§ **AIM OF THE TASK**:
Every record here should be printed again exactly.

§ **EXERCISE INPUT**:
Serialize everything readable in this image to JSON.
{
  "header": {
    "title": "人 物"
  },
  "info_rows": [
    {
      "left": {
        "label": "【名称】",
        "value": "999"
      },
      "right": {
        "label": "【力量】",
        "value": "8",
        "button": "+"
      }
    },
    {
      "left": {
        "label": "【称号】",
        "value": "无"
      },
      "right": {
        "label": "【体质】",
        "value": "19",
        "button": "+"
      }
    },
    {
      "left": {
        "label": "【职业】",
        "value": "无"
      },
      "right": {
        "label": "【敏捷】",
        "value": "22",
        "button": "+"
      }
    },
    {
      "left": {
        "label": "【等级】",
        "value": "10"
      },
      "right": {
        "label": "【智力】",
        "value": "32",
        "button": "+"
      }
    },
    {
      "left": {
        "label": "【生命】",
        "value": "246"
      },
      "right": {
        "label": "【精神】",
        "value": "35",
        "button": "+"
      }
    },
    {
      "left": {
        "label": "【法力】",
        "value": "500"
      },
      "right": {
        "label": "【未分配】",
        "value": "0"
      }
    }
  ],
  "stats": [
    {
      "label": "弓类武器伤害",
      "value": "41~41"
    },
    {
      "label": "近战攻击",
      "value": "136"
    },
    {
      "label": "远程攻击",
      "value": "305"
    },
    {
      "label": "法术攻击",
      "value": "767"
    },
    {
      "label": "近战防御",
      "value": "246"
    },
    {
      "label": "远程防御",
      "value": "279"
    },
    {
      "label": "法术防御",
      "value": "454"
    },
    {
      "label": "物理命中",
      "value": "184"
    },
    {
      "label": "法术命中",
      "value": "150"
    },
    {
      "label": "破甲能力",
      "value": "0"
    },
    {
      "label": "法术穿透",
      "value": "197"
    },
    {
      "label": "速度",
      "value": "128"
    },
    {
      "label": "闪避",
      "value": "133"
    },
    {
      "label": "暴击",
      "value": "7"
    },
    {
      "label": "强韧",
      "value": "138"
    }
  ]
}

§ **EXERCISE SOLUTION**:
Serialize everything readable in this image to JSON.
{
  "header": {
    "title": "人 物"
  },
  "info_rows": [
    {
      "left": {
        "label": "【名称】",
        "value": "999"
      },
      "right": {
        "label": "【力量】",
        "value": "8",
        "button": "+"
      }
    },
    {
      "left": {
        "label": "【称号】",
        "value": "无"
      },
      "right": {
        "label": "【体质】",
        "value": "19",
        "button": "+"
      }
    },
    {
      "left": {
        "label": "【职业】",
        "value": "无"
      },
      "right": {
        "label": "【敏捷】",
        "value": "22",
        "button": "+"
      }
    },
    {
      "left": {
        "label": "【等级】",
        "value": "10"
      },
      "right": {
        "label": "【智力】",
        "value": "32",
        "button": "+"
      }
    },
    {
      "left": {
        "label": "【生命】",
        "value": "246"
      },
      "right": {
        "label": "【精神】",
        "value": "35",
        "button": "+"
      }
    },
    {
      "left": {
        "label": "【法力】",
        "value": "500"
      },
      "right": {
        "label": "【未分配】",
        "value": "0"
      }
    }
  ],
  "stats": [
    {
      "label": "弓类武器伤害",
      "value": "41~41"
    },
    {
      "label": "近战攻击",
      "value": "136"
    },
    {
      "label": "远程攻击",
      "value": "305"
    },
    {
      "label": "法术攻击",
      "value": "767"
    },
    {
      "label": "近战防御",
      "value": "246"
    },
    {
      "label": "远程防御",
      "value": "279"
    },
    {
      "label": "法术防御",
      "value": "454"
    },
    {
      "label": "物理命中",
      "value": "184"
    },
    {
      "label": "法术命中",
      "value": "150"
    },
    {
      "label": "破甲能力",
      "value": "0"
    },
    {
      "label": "法术穿透",
      "value": "197"
    },
    {
      "label": "速度",
      "value": "128"
    },
    {
      "label": "闪避",
      "value": "133"
    },
    {
      "label": "暴击",
      "value": "7"
    },
    {
      "label": "强韧",
      "value": "138"
    }
  ]
}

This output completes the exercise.